Michael Nattoo – Staff Reporter
On Wednesday, as members of a delegation headed by the Opposition’s Spokesperson on National Security, Peter Bunting, made their way through sections of the ZOSO-impacted community of Mt. Salem, the celebration among residents, who trickled onto the once vacant streets, seemed to contrast the life most appeared to be experiencing beyond the zone.
“We feel restricted – like caged birds,” one female resident of Piggott Street told the Western Mirror. “Yeah, it’s nice to see police and soldiers here, but we can’t really move about as we want to,” she added, citing that she was not sure if this level of restriction was common in these kinds of operations. “I’m not used to this, we are not used to this, so it’s a little challenging to adjust to it,” she concluded, before retreating to her stall perched on a section of the hilly terrain in that community.
Another resident, who observed the many media personnel flocking the mix of delegates and residents, chimed in: “With all of this now happening, and all the attention we’re getting I hope we can get… the infrastructure – our own light, water, proper drainage, and all of that.”
This was a sentiment expressed by many other the residents who filtered from their homes onto the streets, eager to get their voices heard.

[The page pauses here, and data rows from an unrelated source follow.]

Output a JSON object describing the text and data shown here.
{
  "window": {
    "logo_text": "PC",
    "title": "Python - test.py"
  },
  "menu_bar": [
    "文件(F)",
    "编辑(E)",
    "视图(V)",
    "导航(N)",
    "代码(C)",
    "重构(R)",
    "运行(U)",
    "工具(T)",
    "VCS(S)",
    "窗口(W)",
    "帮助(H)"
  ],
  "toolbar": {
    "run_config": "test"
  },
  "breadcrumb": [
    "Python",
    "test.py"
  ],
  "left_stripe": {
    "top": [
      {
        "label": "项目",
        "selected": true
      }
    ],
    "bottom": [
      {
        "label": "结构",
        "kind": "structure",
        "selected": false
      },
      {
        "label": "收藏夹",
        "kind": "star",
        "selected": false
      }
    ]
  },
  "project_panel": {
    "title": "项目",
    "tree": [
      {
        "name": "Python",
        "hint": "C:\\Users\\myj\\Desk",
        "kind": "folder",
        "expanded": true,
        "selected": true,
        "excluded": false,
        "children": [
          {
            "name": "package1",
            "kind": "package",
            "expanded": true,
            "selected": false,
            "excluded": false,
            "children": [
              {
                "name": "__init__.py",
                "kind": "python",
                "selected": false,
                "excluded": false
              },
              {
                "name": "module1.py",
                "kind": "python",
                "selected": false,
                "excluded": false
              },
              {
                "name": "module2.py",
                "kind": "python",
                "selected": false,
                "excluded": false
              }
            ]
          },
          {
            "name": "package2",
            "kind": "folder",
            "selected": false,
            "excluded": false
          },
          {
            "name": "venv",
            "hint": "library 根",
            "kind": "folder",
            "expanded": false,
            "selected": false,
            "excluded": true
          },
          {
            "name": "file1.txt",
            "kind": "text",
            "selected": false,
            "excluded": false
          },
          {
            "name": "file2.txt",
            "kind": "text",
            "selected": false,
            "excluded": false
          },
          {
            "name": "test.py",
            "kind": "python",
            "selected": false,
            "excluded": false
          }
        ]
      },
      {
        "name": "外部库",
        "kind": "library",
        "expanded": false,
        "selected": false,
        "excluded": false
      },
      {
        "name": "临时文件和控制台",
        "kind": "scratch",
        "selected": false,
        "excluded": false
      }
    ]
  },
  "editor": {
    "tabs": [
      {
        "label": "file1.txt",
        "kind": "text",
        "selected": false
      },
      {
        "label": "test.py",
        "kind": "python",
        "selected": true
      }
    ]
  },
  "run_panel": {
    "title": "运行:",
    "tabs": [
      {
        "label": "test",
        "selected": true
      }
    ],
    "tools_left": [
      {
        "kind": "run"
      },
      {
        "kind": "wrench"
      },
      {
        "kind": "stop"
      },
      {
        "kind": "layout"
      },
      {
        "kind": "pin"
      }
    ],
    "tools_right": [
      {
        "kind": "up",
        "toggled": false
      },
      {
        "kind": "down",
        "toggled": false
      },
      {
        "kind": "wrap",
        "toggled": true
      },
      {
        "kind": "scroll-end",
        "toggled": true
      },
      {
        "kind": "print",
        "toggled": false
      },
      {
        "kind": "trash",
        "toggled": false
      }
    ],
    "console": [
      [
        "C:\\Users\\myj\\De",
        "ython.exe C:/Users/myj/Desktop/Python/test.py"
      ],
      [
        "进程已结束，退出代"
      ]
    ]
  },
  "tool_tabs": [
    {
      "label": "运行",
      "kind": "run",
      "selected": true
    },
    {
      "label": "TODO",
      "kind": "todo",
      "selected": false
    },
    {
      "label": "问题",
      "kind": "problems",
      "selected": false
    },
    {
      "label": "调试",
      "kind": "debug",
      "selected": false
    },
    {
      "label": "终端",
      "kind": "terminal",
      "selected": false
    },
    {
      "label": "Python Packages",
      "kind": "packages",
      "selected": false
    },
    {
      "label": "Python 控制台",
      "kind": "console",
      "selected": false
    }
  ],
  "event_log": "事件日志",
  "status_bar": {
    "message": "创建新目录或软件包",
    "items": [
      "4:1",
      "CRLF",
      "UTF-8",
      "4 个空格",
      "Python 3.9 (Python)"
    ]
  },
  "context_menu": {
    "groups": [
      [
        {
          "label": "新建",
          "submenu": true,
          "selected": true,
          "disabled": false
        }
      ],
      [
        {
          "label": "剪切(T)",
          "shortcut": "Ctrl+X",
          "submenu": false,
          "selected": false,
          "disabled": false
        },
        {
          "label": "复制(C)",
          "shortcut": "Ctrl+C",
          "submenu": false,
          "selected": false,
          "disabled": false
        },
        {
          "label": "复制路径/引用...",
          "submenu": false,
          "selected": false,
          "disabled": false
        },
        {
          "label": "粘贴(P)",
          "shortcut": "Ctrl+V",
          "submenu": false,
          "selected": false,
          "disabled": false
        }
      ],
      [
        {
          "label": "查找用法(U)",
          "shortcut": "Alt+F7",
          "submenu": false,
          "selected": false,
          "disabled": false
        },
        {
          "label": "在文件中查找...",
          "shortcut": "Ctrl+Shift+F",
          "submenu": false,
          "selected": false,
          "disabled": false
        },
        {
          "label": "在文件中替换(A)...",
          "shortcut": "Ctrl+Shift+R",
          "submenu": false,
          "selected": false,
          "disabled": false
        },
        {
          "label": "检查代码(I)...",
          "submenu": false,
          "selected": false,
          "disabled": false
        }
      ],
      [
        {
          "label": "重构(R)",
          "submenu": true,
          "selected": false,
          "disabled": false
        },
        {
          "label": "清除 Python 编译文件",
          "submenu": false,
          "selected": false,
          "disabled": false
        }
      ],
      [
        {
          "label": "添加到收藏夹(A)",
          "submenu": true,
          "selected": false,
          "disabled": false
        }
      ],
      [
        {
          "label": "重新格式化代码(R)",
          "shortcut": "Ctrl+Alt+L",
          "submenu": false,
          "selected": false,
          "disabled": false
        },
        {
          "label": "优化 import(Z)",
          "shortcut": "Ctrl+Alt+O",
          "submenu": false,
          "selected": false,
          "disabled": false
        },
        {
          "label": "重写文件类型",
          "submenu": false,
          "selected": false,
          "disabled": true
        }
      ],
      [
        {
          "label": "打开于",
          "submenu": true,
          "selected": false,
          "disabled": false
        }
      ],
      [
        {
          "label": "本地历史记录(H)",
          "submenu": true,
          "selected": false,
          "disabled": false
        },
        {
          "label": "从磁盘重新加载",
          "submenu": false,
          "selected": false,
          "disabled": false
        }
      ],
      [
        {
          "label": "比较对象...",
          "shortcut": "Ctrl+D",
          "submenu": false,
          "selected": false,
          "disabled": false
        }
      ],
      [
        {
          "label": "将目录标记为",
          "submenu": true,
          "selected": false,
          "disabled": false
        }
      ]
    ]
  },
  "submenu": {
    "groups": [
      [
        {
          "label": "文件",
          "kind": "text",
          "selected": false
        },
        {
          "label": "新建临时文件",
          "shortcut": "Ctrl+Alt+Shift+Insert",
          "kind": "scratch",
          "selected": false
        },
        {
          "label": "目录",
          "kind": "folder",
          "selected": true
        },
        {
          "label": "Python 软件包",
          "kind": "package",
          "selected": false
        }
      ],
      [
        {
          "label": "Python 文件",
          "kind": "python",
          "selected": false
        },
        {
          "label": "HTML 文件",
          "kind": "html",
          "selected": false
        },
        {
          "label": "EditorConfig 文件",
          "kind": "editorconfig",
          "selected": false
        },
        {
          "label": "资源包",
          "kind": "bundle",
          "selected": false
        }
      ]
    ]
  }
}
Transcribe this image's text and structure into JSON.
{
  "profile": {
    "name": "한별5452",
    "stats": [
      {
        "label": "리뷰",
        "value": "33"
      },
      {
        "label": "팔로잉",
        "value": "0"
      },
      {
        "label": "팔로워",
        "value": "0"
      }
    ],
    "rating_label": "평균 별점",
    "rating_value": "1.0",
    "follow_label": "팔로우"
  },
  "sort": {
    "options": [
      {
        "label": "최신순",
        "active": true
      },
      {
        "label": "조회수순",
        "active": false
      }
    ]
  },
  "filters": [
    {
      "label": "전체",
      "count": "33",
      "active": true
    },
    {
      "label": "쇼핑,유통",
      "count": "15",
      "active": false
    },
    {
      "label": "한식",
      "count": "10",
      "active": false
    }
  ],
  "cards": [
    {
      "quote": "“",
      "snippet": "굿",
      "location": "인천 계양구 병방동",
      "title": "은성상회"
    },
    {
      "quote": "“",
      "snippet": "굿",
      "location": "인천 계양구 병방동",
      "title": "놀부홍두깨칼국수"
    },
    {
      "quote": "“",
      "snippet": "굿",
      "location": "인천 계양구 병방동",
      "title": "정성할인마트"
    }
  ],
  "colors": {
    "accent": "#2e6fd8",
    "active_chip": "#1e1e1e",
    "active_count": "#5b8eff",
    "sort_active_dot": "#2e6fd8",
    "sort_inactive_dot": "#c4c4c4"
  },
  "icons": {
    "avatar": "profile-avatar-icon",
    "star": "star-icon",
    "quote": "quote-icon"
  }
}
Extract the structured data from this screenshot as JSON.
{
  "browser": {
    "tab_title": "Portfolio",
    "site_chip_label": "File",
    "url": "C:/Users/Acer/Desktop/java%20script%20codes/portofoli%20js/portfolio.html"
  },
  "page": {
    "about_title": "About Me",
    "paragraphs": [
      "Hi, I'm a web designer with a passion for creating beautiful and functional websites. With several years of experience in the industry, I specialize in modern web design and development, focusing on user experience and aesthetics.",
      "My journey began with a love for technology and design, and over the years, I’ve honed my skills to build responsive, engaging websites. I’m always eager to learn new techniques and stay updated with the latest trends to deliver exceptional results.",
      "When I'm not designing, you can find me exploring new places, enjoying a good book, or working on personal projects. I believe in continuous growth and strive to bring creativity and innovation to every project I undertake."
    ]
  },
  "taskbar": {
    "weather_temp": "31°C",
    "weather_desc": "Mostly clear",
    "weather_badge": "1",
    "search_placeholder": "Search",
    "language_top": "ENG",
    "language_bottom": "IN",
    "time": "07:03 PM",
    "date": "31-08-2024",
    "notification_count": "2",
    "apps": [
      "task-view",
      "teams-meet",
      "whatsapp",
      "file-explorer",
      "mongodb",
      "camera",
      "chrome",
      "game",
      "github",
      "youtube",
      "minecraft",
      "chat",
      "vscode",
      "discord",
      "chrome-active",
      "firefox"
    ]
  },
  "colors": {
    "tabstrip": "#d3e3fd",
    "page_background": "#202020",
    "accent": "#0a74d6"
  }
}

As another community member would express to the Western Mirror, after almost two weeks of ZOSO, not much has been reasonably done in the way of social intervention – one of the pillars of the intended 60-day operation.
“Weh di intervention deh? All dem a do a shut we down! Mi nah see nutten a happen,” the man, who appeared in his mid-twenties, said. When asked to explain what he meant, he revealed that since the declaration of Mt. Salem as a Zone of Special Operation, he has seen little, if any, tangible social change. “We can’t even get the Comfort land,” an area in Mt. Salem that the government has been trying to regularize, “and if you look, all ‘bout di place, di zinc dem still put up, and people who deh ya fi years still nuh have no title fi dem land. Weh di intervention deh in a dat?”
NO LEISURE ACTIVITIES
His concerns were not lost on the crowd, as a notable roar of approval could be heard among residents who were close enough to hear him. When quizzed as to whether or not he believed ZOSO remains relevant in his community, despite the misinformation which aided in its ‘clampdown’, he had this to say: “Well, with wa did a gwaan ‘bout di place, something had to be done,” he explained. “Wid the heap a violence, something had to be done, but we need better results.” He additionally explained that he feels restricted too. Normally on weekdays, he would meet up with friends to go play a game of football, but since ZOSO, it has been especially difficult for the youngsters in the community to congregate for leisure activities. And, without an outlet to process the stress of the Zone, youngsters have been left to find other outlets, which he feels may be counterproductive to the security forces’ efforts.
“When di yutes dem don’t have nowhere fi go and nutten fi do, what you think ago happen?” he asked, as the delegates continued their chauffeured march throughout the town, accompanied all the while by a joint force of JDF and JCF personnel.
Despite the general undertone of discontent by residents, some felt that since the introduction of ZOSO, life has markedly gotten better for them. Speaking to a resident along Crawford Street, she said that she feels safer, and that the work being done is commendable. “Mi nah lie, since dem come here, a lot of things cooled down. One time, everybody used to paranoid, and did affi a sleep wid one eye open, but since ZOSO, we nuh affi do dat.” She noted that most of the criminal elements removed themselves from the area for fear of being caught, but wondered about what life would be without the safety net of the sustained presence of security personnel. “Afta dem gone, mi think everything ago return to normal, but for now, we appreciate it,” she concluded.
Although Prime Minister Andrew Holness, on Tuesday, reported that there have been no abuses so far with ZOSO, there are some residents who feel that they have been violated at some of the checkpoints. One resident’s experience contrasts some of the views expressed by PM Holness.
“I have never been treated so badly by anyone in the security forces; I was made to feel like a criminal. I did not spend thousands of dollars at university to be treated like a criminal! I have no complaints about the soldiers; they have been courteous and patient,” the Mt. Salem resident told the Western Mirror. Her unfortunate experience, after intending to gain entrance to the community on her lunch break from work, saw her being allegedly yelled at and harassed by a contingent of JCF officers, and was told that even though she had presented her ID earlier, which she had left at work on her lunch break, she would not be allowed entrance. This, after explaining that she was told to present her ID only once per day.
Although the frequency of these incidents was not confirmed, an interview with Angela Brown-Burke, revealed her concerns for the residents of Mt. Salem.
“There are a few concerns about how we got to the point of choosing Mt. Salem for ZOSO,” she began, “but since we are here, we want to encourage persons to continue being cooperative, and I also implore the joint command to conduct their responsibilities professionally, above reproach, and above board.”